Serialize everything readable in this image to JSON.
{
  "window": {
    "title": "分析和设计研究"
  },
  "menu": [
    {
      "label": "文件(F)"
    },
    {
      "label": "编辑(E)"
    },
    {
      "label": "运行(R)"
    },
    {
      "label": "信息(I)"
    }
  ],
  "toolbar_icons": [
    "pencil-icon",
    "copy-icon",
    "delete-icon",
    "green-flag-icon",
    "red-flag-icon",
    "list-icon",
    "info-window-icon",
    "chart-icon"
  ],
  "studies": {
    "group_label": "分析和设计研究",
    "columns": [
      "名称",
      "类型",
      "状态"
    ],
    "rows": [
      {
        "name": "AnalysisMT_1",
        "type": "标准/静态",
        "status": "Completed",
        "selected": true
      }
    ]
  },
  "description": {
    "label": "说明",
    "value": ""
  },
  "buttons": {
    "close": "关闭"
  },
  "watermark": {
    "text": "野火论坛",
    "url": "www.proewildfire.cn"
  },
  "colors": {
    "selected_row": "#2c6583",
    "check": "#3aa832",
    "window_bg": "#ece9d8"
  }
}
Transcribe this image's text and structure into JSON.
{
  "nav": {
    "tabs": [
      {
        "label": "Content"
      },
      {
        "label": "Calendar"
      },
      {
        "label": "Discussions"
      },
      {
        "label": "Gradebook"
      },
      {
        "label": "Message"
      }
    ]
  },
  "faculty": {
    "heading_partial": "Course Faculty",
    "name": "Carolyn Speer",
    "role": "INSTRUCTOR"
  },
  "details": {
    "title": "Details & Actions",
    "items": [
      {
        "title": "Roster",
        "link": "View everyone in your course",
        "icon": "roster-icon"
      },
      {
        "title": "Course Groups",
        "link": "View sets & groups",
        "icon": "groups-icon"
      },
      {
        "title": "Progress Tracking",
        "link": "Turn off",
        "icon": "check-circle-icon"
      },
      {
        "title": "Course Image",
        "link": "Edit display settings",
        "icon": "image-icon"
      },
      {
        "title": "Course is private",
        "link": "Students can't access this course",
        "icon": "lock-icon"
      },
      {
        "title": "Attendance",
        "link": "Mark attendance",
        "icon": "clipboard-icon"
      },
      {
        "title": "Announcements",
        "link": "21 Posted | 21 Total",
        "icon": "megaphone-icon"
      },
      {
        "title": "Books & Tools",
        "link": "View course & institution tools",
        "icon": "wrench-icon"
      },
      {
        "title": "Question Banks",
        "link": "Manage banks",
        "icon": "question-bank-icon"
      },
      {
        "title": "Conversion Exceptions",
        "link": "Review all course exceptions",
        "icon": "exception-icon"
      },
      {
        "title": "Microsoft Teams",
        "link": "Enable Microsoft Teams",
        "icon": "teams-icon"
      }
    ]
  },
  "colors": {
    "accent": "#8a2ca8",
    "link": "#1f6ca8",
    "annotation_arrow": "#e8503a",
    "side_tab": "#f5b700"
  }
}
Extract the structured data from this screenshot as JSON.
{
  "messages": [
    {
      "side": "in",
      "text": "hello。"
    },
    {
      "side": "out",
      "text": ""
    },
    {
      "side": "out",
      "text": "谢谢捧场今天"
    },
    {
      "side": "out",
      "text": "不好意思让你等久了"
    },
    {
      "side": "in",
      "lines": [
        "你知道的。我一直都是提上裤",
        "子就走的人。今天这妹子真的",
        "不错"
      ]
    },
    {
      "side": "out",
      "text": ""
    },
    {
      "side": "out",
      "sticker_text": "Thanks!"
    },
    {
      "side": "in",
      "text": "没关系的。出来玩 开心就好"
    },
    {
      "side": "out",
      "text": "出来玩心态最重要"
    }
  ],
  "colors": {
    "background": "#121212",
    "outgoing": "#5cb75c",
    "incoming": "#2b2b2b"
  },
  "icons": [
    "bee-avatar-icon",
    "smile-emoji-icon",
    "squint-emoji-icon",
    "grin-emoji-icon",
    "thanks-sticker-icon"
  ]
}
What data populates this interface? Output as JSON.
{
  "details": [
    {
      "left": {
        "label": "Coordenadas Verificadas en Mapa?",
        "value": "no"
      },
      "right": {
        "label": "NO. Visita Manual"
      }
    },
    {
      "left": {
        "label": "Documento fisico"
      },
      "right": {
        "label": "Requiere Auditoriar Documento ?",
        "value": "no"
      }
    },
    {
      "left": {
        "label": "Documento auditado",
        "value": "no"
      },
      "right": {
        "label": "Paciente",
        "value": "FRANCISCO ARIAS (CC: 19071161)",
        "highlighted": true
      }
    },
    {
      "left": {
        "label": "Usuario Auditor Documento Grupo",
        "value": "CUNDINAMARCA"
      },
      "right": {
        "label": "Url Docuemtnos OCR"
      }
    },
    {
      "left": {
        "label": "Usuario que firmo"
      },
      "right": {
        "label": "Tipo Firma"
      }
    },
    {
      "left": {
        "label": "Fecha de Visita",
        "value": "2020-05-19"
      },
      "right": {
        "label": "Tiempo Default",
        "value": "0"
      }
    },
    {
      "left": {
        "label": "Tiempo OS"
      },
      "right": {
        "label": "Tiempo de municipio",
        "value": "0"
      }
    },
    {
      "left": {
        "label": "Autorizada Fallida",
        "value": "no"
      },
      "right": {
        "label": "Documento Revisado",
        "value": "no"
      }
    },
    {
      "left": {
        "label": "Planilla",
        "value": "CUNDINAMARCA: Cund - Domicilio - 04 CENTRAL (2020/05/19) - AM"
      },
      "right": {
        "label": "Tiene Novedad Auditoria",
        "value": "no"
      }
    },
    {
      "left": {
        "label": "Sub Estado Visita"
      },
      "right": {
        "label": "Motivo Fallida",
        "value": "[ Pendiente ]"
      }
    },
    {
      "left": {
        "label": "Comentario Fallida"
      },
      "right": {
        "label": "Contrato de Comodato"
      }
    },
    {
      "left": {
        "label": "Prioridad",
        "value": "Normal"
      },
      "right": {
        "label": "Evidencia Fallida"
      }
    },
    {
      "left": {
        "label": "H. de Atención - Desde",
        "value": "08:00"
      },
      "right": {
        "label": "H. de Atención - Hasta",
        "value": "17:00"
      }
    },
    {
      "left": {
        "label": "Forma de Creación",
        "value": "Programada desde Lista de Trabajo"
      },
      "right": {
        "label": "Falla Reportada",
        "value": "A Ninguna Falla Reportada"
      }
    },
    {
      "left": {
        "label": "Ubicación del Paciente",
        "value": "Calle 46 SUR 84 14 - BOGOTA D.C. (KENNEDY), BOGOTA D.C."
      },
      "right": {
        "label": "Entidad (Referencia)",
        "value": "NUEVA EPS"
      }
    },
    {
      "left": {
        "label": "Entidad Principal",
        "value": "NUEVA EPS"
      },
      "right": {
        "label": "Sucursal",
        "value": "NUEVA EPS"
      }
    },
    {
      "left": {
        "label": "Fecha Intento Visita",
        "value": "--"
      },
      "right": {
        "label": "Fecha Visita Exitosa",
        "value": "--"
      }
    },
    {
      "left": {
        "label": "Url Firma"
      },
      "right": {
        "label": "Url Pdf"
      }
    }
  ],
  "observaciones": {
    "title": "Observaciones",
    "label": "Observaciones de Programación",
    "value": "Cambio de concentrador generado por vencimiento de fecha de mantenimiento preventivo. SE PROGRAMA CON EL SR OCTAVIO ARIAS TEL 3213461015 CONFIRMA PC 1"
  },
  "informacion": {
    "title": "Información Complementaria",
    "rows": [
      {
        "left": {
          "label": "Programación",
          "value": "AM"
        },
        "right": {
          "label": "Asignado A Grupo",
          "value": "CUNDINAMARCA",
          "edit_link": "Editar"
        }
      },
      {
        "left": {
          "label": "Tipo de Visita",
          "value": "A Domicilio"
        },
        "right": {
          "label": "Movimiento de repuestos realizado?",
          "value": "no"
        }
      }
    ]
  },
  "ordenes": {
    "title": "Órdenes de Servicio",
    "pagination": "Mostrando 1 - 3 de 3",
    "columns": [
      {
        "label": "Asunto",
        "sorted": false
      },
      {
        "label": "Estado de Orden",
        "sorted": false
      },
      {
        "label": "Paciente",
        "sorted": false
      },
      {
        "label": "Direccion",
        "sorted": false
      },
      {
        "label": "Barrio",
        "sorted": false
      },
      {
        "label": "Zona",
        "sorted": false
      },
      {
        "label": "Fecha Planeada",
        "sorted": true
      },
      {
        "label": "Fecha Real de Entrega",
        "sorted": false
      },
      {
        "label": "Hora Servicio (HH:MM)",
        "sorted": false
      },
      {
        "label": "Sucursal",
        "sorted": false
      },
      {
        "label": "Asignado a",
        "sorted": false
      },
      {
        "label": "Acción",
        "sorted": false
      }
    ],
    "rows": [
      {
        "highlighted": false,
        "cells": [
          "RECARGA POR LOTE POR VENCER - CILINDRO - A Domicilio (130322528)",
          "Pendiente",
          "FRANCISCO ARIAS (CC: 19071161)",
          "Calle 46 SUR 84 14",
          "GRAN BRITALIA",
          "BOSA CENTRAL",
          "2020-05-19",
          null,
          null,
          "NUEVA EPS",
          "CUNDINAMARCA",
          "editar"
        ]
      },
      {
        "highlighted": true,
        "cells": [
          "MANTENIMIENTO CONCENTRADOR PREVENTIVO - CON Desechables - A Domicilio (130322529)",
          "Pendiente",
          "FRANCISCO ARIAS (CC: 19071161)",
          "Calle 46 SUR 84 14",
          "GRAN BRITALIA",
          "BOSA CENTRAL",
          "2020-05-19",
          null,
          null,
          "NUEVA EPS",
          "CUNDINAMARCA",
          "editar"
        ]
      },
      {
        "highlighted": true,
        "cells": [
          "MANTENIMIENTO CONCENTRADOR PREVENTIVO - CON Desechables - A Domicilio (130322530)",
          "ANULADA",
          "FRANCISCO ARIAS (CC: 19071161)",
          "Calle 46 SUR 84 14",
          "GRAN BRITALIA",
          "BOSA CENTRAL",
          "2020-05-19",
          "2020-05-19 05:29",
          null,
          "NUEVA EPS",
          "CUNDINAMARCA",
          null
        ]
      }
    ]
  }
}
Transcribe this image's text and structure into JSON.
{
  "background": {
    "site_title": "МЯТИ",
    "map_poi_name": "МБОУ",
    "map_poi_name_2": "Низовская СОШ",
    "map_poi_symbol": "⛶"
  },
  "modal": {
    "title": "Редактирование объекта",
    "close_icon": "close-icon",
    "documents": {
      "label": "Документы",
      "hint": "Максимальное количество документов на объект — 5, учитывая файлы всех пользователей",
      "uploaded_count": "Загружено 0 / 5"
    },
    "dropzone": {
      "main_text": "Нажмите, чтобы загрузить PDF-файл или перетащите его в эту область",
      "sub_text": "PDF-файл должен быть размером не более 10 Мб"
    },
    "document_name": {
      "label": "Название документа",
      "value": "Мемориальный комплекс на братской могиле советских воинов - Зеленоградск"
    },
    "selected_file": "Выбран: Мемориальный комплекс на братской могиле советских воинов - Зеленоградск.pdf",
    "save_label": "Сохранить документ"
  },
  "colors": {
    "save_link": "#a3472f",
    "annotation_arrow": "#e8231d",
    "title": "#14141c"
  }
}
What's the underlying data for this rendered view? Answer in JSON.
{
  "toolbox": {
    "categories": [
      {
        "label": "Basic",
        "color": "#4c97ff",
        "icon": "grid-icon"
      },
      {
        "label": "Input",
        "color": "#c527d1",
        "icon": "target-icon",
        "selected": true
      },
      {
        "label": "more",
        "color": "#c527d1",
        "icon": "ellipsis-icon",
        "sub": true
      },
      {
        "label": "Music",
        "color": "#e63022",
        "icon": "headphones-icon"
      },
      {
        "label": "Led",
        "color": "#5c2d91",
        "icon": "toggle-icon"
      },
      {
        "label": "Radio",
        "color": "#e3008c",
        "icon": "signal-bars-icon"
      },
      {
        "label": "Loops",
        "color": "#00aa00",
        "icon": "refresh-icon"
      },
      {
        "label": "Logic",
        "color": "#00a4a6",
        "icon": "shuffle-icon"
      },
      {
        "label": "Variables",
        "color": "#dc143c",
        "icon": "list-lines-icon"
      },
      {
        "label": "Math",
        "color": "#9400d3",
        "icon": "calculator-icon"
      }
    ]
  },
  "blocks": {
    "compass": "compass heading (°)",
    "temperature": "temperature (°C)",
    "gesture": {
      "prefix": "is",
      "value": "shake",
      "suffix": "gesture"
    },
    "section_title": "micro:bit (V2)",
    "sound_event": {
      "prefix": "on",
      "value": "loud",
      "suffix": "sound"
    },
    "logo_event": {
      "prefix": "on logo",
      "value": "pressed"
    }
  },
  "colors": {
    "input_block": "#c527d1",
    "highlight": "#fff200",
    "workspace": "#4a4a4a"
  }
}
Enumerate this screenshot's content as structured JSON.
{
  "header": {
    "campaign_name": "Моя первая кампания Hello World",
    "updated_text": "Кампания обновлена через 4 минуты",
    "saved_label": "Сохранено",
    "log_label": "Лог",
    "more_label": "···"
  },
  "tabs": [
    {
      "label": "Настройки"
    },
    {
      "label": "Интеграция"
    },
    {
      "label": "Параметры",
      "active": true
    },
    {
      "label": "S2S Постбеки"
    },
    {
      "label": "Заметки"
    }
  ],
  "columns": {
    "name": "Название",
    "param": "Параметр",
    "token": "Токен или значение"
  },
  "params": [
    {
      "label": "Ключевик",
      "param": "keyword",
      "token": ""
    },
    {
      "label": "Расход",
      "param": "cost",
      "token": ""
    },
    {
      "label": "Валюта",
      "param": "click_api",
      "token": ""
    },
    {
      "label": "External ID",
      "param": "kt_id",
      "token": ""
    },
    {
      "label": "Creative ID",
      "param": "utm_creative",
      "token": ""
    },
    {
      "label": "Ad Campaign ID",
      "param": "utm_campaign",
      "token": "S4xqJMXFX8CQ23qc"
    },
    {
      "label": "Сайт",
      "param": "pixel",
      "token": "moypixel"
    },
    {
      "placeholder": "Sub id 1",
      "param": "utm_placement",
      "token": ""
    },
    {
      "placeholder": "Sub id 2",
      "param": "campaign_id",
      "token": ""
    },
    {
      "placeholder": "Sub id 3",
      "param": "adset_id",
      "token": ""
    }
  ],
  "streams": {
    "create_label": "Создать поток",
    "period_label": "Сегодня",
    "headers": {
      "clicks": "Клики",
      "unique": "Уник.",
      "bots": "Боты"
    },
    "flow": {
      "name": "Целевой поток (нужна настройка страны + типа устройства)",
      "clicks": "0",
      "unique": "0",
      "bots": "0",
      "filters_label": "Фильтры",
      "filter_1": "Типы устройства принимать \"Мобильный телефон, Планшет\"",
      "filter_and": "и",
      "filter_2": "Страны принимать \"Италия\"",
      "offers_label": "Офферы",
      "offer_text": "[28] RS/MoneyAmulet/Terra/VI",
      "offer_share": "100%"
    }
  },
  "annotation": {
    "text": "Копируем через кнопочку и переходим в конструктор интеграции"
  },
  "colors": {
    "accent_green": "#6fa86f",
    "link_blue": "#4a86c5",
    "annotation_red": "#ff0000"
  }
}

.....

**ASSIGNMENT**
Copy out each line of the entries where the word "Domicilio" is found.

**EXERCISE RESPONSE**
        "value": "CUNDINAMARCA: Cund - Domicilio - 04 CENTRAL (2020/05/19) - AM"
          "value": "A Domicilio"
          "RECARGA POR LOTE POR VENCER - CILINDRO - A Domicilio (130322528)",
          "MANTENIMIENTO CONCENTRADOR PREVENTIVO - CON Desechables - A Domicilio (130322529)",
          "MANTENIMIENTO CONCENTRADOR PREVENTIVO - CON Desechables - A Domicilio (130322530)",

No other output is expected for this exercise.